The End of Lockers in American Schools

Lockers in the Hallways of South Lakes High, Photo Courtesy of Pramod Mamillapalli

Lockers in the Hallways of South Lakes High, Photo Courtesy of Pramod Mamillapalli

Helen Ehrlich, Staff Writer

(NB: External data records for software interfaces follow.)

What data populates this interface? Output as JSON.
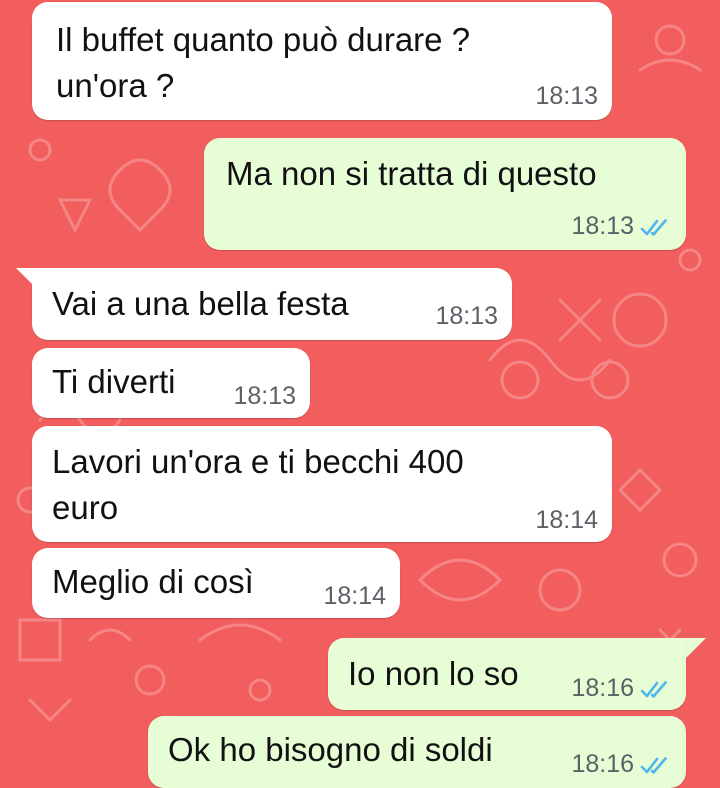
{
  "messages": [
    {
      "text_lines": [
        "Il buffet quanto può durare ?",
        "un'ora ?"
      ],
      "time": "18:13"
    },
    {
      "text": "Ma non si tratta di questo",
      "time": "18:13"
    },
    {
      "text": "Vai a una bella festa",
      "time": "18:13"
    },
    {
      "text": "Ti diverti",
      "time": "18:13"
    },
    {
      "text_lines": [
        "Lavori un'ora e ti becchi 400",
        "euro"
      ],
      "time": "18:14"
    },
    {
      "text": "Meglio di così",
      "time": "18:14"
    },
    {
      "text": "Io non lo so",
      "time": "18:16"
    },
    {
      "text": "Ok ho bisogno di soldi",
      "time": "18:16"
    }
  ],
  "colors": {
    "wallpaper": "#f25d5d",
    "incoming_bubble": "#ffffff",
    "outgoing_bubble": "#e7fdd6",
    "read_ticks": "#4fb6ec"
  },
  "icons": {
    "read_receipt": "double-check-icon"
  }
}
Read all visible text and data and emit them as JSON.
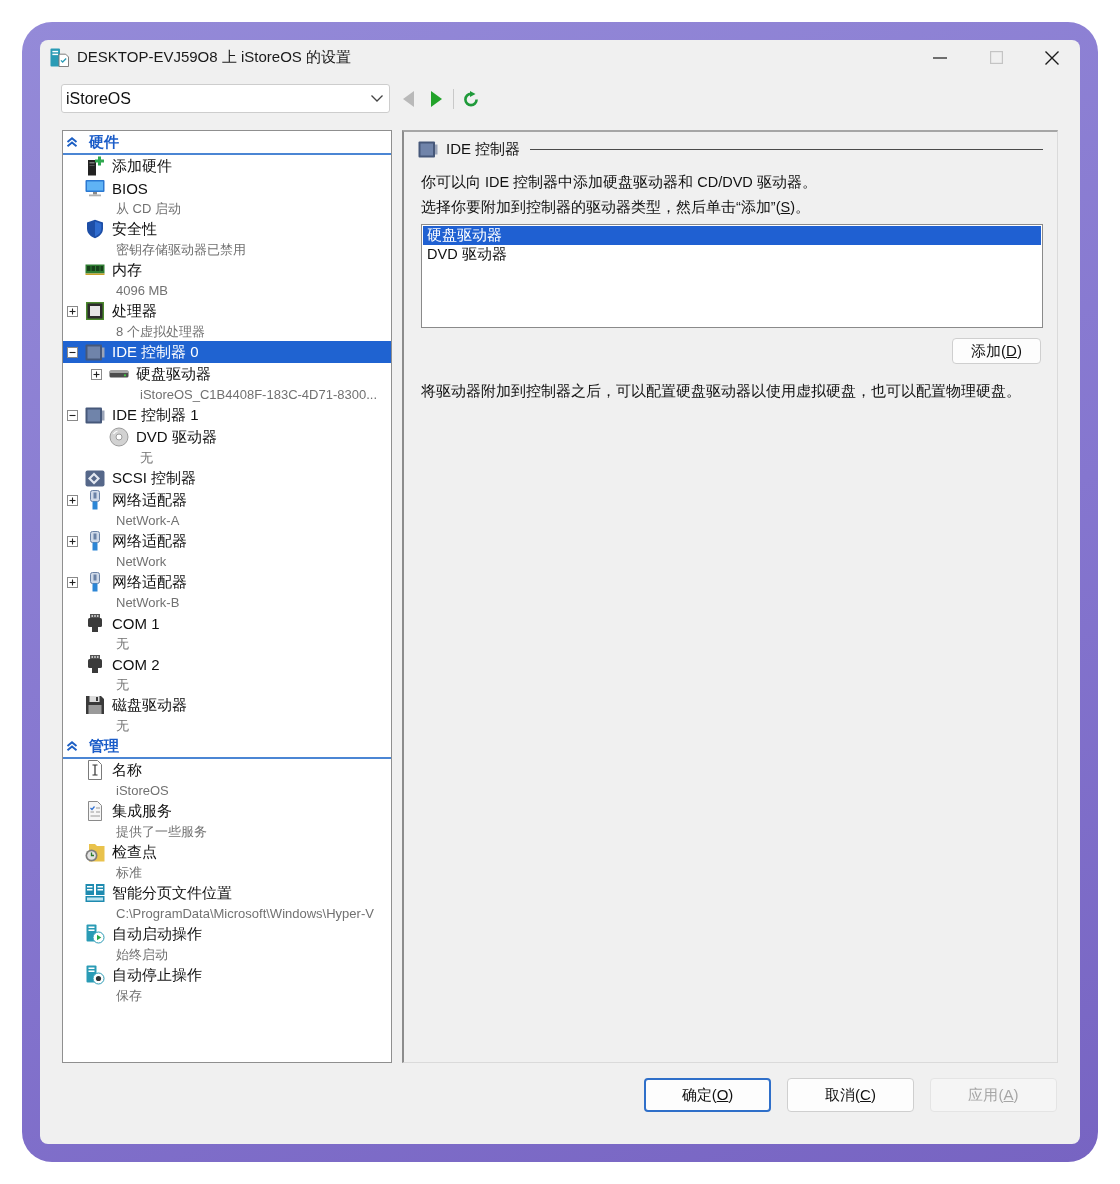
{
  "window": {
    "title": "DESKTOP-EVJ59O8 上 iStoreOS 的设置",
    "controls": [
      {
        "kind": "minimize",
        "disabled": false
      },
      {
        "kind": "maximize",
        "disabled": true
      },
      {
        "kind": "close",
        "disabled": false
      }
    ]
  },
  "toolbar": {
    "vm_select": {
      "value": "iStoreOS"
    },
    "nav": [
      {
        "kind": "back",
        "disabled": true
      },
      {
        "kind": "forward",
        "disabled": false
      },
      {
        "kind": "refresh",
        "disabled": false
      }
    ]
  },
  "settings_tree": {
    "sections": [
      {
        "title": "硬件",
        "expanded": true,
        "items": [
          {
            "kind": "add-hardware",
            "label": "添加硬件",
            "selected": false
          },
          {
            "kind": "bios",
            "label": "BIOS",
            "detail": "从 CD 启动",
            "selected": false
          },
          {
            "kind": "security",
            "label": "安全性",
            "detail": "密钥存储驱动器已禁用",
            "selected": false
          },
          {
            "kind": "memory",
            "label": "内存",
            "detail": "4096 MB",
            "selected": false
          },
          {
            "kind": "processor",
            "label": "处理器",
            "detail": "8 个虚拟处理器",
            "selected": false,
            "expanded": false
          },
          {
            "kind": "ide-controller",
            "label": "IDE 控制器 0",
            "selected": true,
            "expanded": true,
            "children": [
              {
                "kind": "hard-drive",
                "label": "硬盘驱动器",
                "detail": "iStoreOS_C1B4408F-183C-4D71-8300...",
                "selected": false,
                "expanded": false
              }
            ]
          },
          {
            "kind": "ide-controller",
            "label": "IDE 控制器 1",
            "selected": false,
            "expanded": true,
            "children": [
              {
                "kind": "dvd-drive",
                "label": "DVD 驱动器",
                "detail": "无",
                "selected": false
              }
            ]
          },
          {
            "kind": "scsi-controller",
            "label": "SCSI 控制器",
            "selected": false
          },
          {
            "kind": "network-adapter",
            "label": "网络适配器",
            "detail": "NetWork-A",
            "selected": false,
            "expanded": false
          },
          {
            "kind": "network-adapter",
            "label": "网络适配器",
            "detail": "NetWork",
            "selected": false,
            "expanded": false
          },
          {
            "kind": "network-adapter",
            "label": "网络适配器",
            "detail": "NetWork-B",
            "selected": false,
            "expanded": false
          },
          {
            "kind": "com-port",
            "label": "COM 1",
            "detail": "无",
            "selected": false
          },
          {
            "kind": "com-port",
            "label": "COM 2",
            "detail": "无",
            "selected": false
          },
          {
            "kind": "floppy",
            "label": "磁盘驱动器",
            "detail": "无",
            "selected": false
          }
        ]
      },
      {
        "title": "管理",
        "expanded": true,
        "items": [
          {
            "kind": "name",
            "label": "名称",
            "detail": "iStoreOS",
            "selected": false
          },
          {
            "kind": "integration-services",
            "label": "集成服务",
            "detail": "提供了一些服务",
            "selected": false
          },
          {
            "kind": "checkpoint",
            "label": "检查点",
            "detail": "标准",
            "selected": false
          },
          {
            "kind": "paging-file",
            "label": "智能分页文件位置",
            "detail": "C:\\ProgramData\\Microsoft\\Windows\\Hyper-V",
            "selected": false
          },
          {
            "kind": "auto-start",
            "label": "自动启动操作",
            "detail": "始终启动",
            "selected": false
          },
          {
            "kind": "auto-stop",
            "label": "自动停止操作",
            "detail": "保存",
            "selected": false
          }
        ]
      }
    ]
  },
  "detail_pane": {
    "title": "IDE 控制器",
    "intro": [
      "你可以向 IDE 控制器中添加硬盘驱动器和 CD/DVD 驱动器。",
      "选择你要附加到控制器的驱动器类型，然后单击“添加”(S)。"
    ],
    "drive_types": [
      {
        "label": "硬盘驱动器",
        "selected": true
      },
      {
        "label": "DVD 驱动器",
        "selected": false
      }
    ],
    "add_button": {
      "label": "添加(D)"
    },
    "note": "将驱动器附加到控制器之后，可以配置硬盘驱动器以使用虚拟硬盘，也可以配置物理硬盘。"
  },
  "buttons": [
    {
      "label": "确定(O)",
      "default": true,
      "disabled": false
    },
    {
      "label": "取消(C)",
      "default": false,
      "disabled": false
    },
    {
      "label": "应用(A)",
      "default": false,
      "disabled": true
    }
  ]
}
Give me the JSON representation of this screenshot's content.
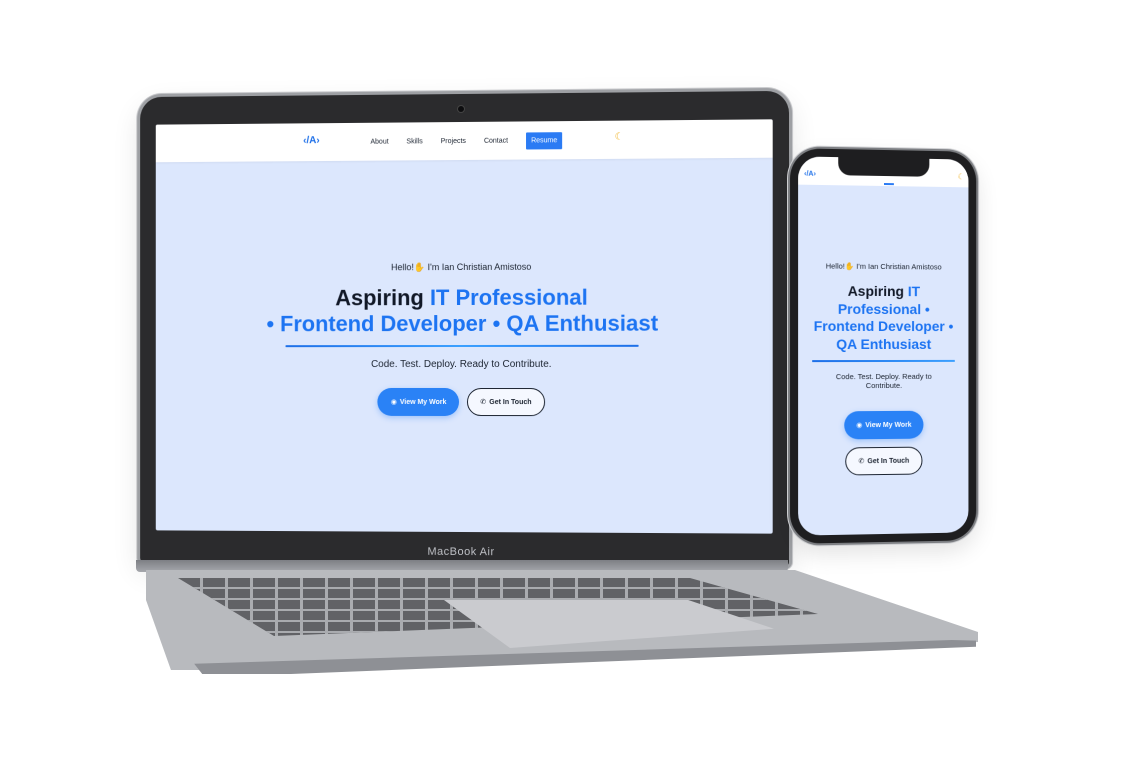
{
  "laptop": {
    "brand_label": "MacBook Air",
    "site": {
      "nav": {
        "logo": "‹/A›",
        "links": [
          "About",
          "Skills",
          "Projects",
          "Contact"
        ],
        "resume_label": "Resume",
        "theme_icon": "moon-icon"
      },
      "hero": {
        "greeting_prefix": "Hello!",
        "greeting_suffix": " I'm Ian Christian Amistoso",
        "title_start": "Aspiring ",
        "title_highlight": "IT Professional",
        "title_rest": "• Frontend Developer • QA Enthusiast",
        "tagline": "Code. Test. Deploy. Ready to Contribute.",
        "primary_button": "View My Work",
        "secondary_button": "Get In Touch"
      }
    }
  },
  "phone": {
    "site": {
      "nav": {
        "logo": "‹/A›",
        "theme_icon": "moon-icon"
      },
      "hero": {
        "greeting_prefix": "Hello!",
        "greeting_suffix": " I'm Ian Christian Amistoso",
        "title_start": "Aspiring ",
        "title_highlight": "IT Professional • Frontend Developer • QA Enthusiast",
        "tagline": "Code. Test. Deploy. Ready to Contribute.",
        "primary_button": "View My Work",
        "secondary_button": "Get In Touch"
      }
    }
  },
  "colors": {
    "accent": "#2b7bf4",
    "hero_background": "#dce7fd",
    "text": "#111827"
  }
}
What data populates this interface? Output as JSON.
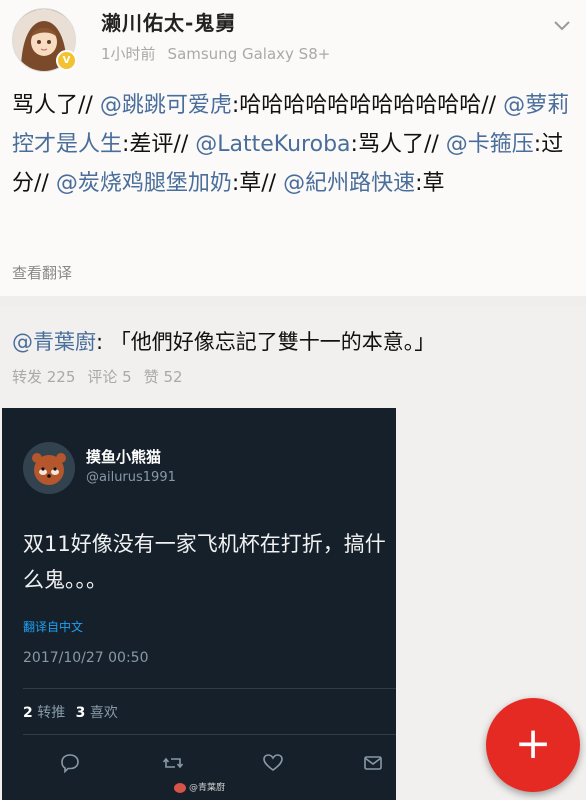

From movies to TV, American teen culture features lockers as the necessary right of passage every high-schooler experiences. The truth is, lockers have lost their allure and purpose, and schools are noticing.
“It’s a pretty big change that has taken place over the last few years,” said Sean Connor, a principal with Pfluger Architects, a Texas company that works in school construction. “It used to be the standard to provide individual lockers for every student. Now, the standard is no lockers or, at most, just a few.”
Large and metropolitan high schools have removed lockers all together, as it reduces useless space in the school. Many schools have moved away from using textbooks and paper assignments, there is no need store large textbooks and.
“It used to be that students there weren’t assigned a locker until they turned in their emergency contact forms. But so few students cared about having a locker, they didn’t bother turning in the forms.” Katie Schroder, a junior at Broad Run High School in Ashburn, told the Washington Post, “The school quickly got wise and changed the conditions: turn in the forms or no WiFi access. The missing forms were soon submitted.”
Langston Hughes Middle School, a South Lakes pyramid member and neighbor, will be undergoing major renovations in 2019, decided they not be including lockers in the design (as of last June).
The question remains for South Lakes and many other overcrowded schools; are lockers merely nostalgia lining our halls or a necessity for the modern student?